It is difficult to imagine any federal judge siding with Trump given that our Constitution gives Congress control of the purse and directs the president to “faithfully execute” the laws Congress makes.

Conservative judges would likely worry that expanded executive powers could be used by future Democratic presidents. Liberal judges would easily find that Trump has no factual basis for his emergency. And all judges would for sure take into account the U.S. Supreme Court decision rejecting President Harry S Truman’s 1952 attempt to nationalize the steel industry during the Korean military conflict by invoking emergency powers.

The high court noted back then that Congress had denied Truman this power.
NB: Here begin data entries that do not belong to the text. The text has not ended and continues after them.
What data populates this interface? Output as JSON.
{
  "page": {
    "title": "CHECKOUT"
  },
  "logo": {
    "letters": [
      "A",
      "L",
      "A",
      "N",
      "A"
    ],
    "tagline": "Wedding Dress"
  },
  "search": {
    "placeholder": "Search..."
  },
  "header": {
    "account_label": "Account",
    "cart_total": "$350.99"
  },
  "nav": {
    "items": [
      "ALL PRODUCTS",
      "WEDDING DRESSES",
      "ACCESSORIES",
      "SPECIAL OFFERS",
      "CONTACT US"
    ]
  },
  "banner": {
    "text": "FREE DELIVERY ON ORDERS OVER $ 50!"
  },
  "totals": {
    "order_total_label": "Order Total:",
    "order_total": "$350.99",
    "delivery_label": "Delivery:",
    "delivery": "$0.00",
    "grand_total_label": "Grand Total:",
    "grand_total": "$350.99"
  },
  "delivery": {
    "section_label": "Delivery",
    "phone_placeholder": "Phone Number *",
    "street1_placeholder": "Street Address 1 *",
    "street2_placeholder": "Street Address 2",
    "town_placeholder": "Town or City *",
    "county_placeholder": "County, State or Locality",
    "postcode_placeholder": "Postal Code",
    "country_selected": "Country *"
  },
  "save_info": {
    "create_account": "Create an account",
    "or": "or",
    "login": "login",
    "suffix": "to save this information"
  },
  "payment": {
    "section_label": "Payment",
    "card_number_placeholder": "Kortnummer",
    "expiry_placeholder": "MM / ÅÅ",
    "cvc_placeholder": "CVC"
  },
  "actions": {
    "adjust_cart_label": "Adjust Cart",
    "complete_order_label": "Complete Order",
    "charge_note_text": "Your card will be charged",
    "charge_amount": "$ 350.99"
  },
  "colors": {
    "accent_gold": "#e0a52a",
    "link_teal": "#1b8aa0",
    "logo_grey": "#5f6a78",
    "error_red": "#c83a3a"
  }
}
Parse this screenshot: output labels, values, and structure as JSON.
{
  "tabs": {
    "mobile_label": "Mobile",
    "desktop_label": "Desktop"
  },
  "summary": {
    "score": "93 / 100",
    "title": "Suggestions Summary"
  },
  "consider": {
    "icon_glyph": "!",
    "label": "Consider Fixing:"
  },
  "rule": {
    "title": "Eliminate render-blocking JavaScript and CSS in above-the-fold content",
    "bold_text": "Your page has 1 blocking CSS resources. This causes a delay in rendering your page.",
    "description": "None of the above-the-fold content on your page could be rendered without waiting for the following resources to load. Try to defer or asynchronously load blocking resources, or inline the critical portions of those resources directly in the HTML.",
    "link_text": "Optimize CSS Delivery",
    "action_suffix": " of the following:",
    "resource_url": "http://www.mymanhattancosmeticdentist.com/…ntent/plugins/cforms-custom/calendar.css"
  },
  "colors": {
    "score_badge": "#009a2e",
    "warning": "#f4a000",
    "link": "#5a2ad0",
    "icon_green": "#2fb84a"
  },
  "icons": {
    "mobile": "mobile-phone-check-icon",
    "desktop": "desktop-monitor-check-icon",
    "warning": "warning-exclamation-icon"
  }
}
That will, for sure, be a major issue in the current court case over the wall that Mexico was supposed to pay for, but of course, never will.

Trump’s failure to get Congress to fund his wall will be especially significant because if it really mattered, he could have gotten funding when the GOP was in control of Congress in 2017-18. Now, with Democrats in control of the House, there is no chance his wall will be approved by Congress.

Next time you hear from someone that drug smuggling is an emergency matter at our border with Mexico tell them that in December the Trump administration filed only 332 drug cases in the federal prosecution districts bordering Mexico, many of which had nothing to do with smuggling—and that this was 71 fewer cases than were filed the month before.

February 21, 2019